(713e) Assembly of a Modular and Tunable Worm-like Protein Nanostructure Using a Bottom-up Approach | AIChE

(713e) Assembly of a Modular and Tunable Worm-like Protein Nanostructure Using a Bottom-up Approach


Goncalves, A. - Presenter, Rutgers, State University of New Jersey
Chen, W., University of Delaware
Sullivan, M. O., University of Delaware

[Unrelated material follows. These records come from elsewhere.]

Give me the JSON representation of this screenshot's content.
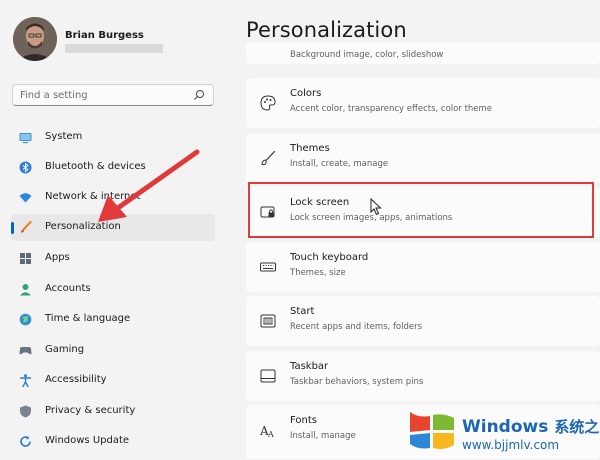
{
  "user": {
    "name": "Brian Burgess"
  },
  "search": {
    "placeholder": "Find a setting"
  },
  "sidebar": {
    "items": [
      {
        "label": "System",
        "icon": "monitor-icon"
      },
      {
        "label": "Bluetooth & devices",
        "icon": "bluetooth-icon"
      },
      {
        "label": "Network & internet",
        "icon": "wifi-icon"
      },
      {
        "label": "Personalization",
        "icon": "brush-icon",
        "active": true
      },
      {
        "label": "Apps",
        "icon": "apps-icon"
      },
      {
        "label": "Accounts",
        "icon": "person-icon"
      },
      {
        "label": "Time & language",
        "icon": "globe-icon"
      },
      {
        "label": "Gaming",
        "icon": "gamepad-icon"
      },
      {
        "label": "Accessibility",
        "icon": "accessibility-icon"
      },
      {
        "label": "Privacy & security",
        "icon": "shield-icon"
      },
      {
        "label": "Windows Update",
        "icon": "update-icon"
      }
    ]
  },
  "main": {
    "title": "Personalization",
    "partial_subtitle": "Background image, color, slideshow",
    "cards": [
      {
        "title": "Colors",
        "subtitle": "Accent color, transparency effects, color theme",
        "icon": "palette-icon"
      },
      {
        "title": "Themes",
        "subtitle": "Install, create, manage",
        "icon": "brush-icon"
      },
      {
        "title": "Lock screen",
        "subtitle": "Lock screen images, apps, animations",
        "icon": "lock-screen-icon"
      },
      {
        "title": "Touch keyboard",
        "subtitle": "Themes, size",
        "icon": "keyboard-icon"
      },
      {
        "title": "Start",
        "subtitle": "Recent apps and items, folders",
        "icon": "start-icon"
      },
      {
        "title": "Taskbar",
        "subtitle": "Taskbar behaviors, system pins",
        "icon": "taskbar-icon"
      },
      {
        "title": "Fonts",
        "subtitle": "Install, manage",
        "icon": "fonts-icon"
      }
    ]
  },
  "watermark": {
    "brand": "Windows",
    "cn": "系统之家",
    "url": "www.bjjmlv.com"
  },
  "colors": {
    "accent": "#0067c0",
    "highlight": "#e03a3a",
    "watermark": "#1b66b3"
  }
}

Protein nanostructures have garnered interest as carriers in drug and intracellular protein delivery for their enhanced biocompatibility and stability compared to most synthetic particle systems. Studies into the design of an effective drug carrier suggest that modulating the shape of the particle is a key parameter in nanoparticle design. Where there is a balance in tuning high-aspect ratio nanoparticle’s maximal lengths between lengths small enough for effective extravasation and internalization by endocytosis and, long enough for an effective circulation half-life through avoiding renal clearance and minimizing macrophage uptake. However, most high-aspect ratio protein nanostructures, like nucleoprotein-based nanorods, either form through self-assembly onto native RNA templates which limits the capacity for tuning length scales or, through a further in vitro disassembly and re-assembly step onto an engineered RNA template. The latter top-down assembly strategy instills the capacity to modify particle lengths but has been shown to regularly result in a heterogenous mixture. Furthermore, these nanostructures commonly lack the capacity for extensive and patterned surface decoration, usually limited to incorporating bioconjugation chemistries at solvent-exposed termini or, randomly reacting solvent-exposed lysine or cysteine side chains. Therefore, we have designed a multi-pot stepwise bottom-up approach for generating a worm-like protein nanostructure with homogenous and tunable control of structure length and, control of the position and valency of multiple protein cargos and a Click-compatible non-standard amino acid (nsAA), using orthogonal Catcher-Tag isopeptide-ligating protein-peptide pairs in tandem with elastin-like polypeptides and the controlled incorporation of 4-azido-L-phenylalanine. With this platform we demonstrate that we can modularly control the valency of multiple protein cargos as well as their position relative to each other within the structure. And that this assembly strategy allows for the incorporation of multiple different alkyne-functionalized ligands with control of their local density and relative positions to each other by virtue of the multi-pot nature of this assembly approach. We anticipate that by using this assembly strategy, high-aspect ratio worm-like protein nanostructures can be assembled for any desired application due to the inherent “plug-and-play” nature of the assembly strategy with respect to protein cargos, Click-compatible nsAA positioning and particle length.